§ WHAT YOU WILL DO
Retype each line below precisely.

[Saved data entries]
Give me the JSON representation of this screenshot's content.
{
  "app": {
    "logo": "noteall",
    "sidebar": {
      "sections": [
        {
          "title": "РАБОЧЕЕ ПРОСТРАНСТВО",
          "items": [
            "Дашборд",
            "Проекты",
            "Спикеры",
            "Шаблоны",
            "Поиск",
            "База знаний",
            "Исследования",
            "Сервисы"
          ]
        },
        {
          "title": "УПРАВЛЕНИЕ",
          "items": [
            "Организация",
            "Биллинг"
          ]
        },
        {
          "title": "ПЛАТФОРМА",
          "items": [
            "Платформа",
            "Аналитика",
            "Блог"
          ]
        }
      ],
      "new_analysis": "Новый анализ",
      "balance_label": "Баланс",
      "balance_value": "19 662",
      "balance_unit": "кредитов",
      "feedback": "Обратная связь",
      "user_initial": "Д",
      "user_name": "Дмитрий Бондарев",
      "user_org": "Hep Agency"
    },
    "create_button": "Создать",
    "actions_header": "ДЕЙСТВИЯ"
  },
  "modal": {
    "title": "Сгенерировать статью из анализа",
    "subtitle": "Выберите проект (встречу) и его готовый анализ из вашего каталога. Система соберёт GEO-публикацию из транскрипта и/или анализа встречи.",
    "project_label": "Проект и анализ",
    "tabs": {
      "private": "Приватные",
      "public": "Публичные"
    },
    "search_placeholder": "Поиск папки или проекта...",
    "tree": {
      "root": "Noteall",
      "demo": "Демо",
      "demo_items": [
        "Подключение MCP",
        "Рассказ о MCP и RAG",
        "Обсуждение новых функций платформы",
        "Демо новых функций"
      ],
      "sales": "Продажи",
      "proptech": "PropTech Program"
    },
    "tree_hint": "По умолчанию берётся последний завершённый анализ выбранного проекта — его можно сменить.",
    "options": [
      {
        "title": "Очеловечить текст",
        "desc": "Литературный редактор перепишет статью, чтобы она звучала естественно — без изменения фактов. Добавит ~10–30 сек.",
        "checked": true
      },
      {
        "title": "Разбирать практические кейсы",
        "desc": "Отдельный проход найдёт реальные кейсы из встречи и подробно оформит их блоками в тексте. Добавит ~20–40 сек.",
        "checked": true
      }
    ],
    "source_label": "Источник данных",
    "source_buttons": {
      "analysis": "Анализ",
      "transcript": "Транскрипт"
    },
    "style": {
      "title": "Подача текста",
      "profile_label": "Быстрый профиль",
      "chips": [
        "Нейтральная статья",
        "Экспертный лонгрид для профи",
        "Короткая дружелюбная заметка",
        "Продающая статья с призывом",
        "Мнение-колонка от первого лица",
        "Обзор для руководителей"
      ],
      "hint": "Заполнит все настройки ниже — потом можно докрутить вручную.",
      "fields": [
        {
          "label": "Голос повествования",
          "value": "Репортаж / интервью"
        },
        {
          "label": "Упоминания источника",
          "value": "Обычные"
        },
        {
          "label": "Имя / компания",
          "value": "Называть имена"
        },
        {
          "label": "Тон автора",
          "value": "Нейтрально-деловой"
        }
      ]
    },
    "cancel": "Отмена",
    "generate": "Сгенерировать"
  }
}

§ WRITTEN RESPONSE
Give me the JSON representation of this screenshot's content.
{
  "app": {
    "logo": "noteall",
    "sidebar": {
      "sections": [
        {
          "title": "РАБОЧЕЕ ПРОСТРАНСТВО",
          "items": [
            "Дашборд",
            "Проекты",
            "Спикеры",
            "Шаблоны",
            "Поиск",
            "База знаний",
            "Исследования",
            "Сервисы"
          ]
        },
        {
          "title": "УПРАВЛЕНИЕ",
          "items": [
            "Организация",
            "Биллинг"
          ]
        },
        {
          "title": "ПЛАТФОРМА",
          "items": [
            "Платформа",
            "Аналитика",
            "Блог"
          ]
        }
      ],
      "new_analysis": "Новый анализ",
      "balance_label": "Баланс",
      "balance_value": "19 662",
      "balance_unit": "кредитов",
      "feedback": "Обратная связь",
      "user_initial": "Д",
      "user_name": "Дмитрий Бондарев",
      "user_org": "Hep Agency"
    },
    "create_button": "Создать",
    "actions_header": "ДЕЙСТВИЯ"
  },
  "modal": {
    "title": "Сгенерировать статью из анализа",
    "subtitle": "Выберите проект (встречу) и его готовый анализ из вашего каталога. Система соберёт GEO-публикацию из транскрипта и/или анализа встречи.",
    "project_label": "Проект и анализ",
    "tabs": {
      "private": "Приватные",
      "public": "Публичные"
    },
    "search_placeholder": "Поиск папки или проекта...",
    "tree": {
      "root": "Noteall",
      "demo": "Демо",
      "demo_items": [
        "Подключение MCP",
        "Рассказ о MCP и RAG",
        "Обсуждение новых функций платформы",
        "Демо новых функций"
      ],
      "sales": "Продажи",
      "proptech": "PropTech Program"
    },
    "tree_hint": "По умолчанию берётся последний завершённый анализ выбранного проекта — его можно сменить.",
    "options": [
      {
        "title": "Очеловечить текст",
        "desc": "Литературный редактор перепишет статью, чтобы она звучала естественно — без изменения фактов. Добавит ~10–30 сек.",
        "checked": true
      },
      {
        "title": "Разбирать практические кейсы",
        "desc": "Отдельный проход найдёт реальные кейсы из встречи и подробно оформит их блоками в тексте. Добавит ~20–40 сек.",
        "checked": true
      }
    ],
    "source_label": "Источник данных",
    "source_buttons": {
      "analysis": "Анализ",
      "transcript": "Транскрипт"
    },
    "style": {
      "title": "Подача текста",
      "profile_label": "Быстрый профиль",
      "chips": [
        "Нейтральная статья",
        "Экспертный лонгрид для профи",
        "Короткая дружелюбная заметка",
        "Продающая статья с призывом",
        "Мнение-колонка от первого лица",
        "Обзор для руководителей"
      ],
      "hint": "Заполнит все настройки ниже — потом можно докрутить вручную.",
      "fields": [
        {
          "label": "Голос повествования",
          "value": "Репортаж / интервью"
        },
        {
          "label": "Упоминания источника",
          "value": "Обычные"
        },
        {
          "label": "Имя / компания",
          "value": "Называть имена"
        },
        {
          "label": "Тон автора",
          "value": "Нейтрально-деловой"
        }
      ]
    },
    "cancel": "Отмена",
    "generate": "Сгенерировать"
  }
}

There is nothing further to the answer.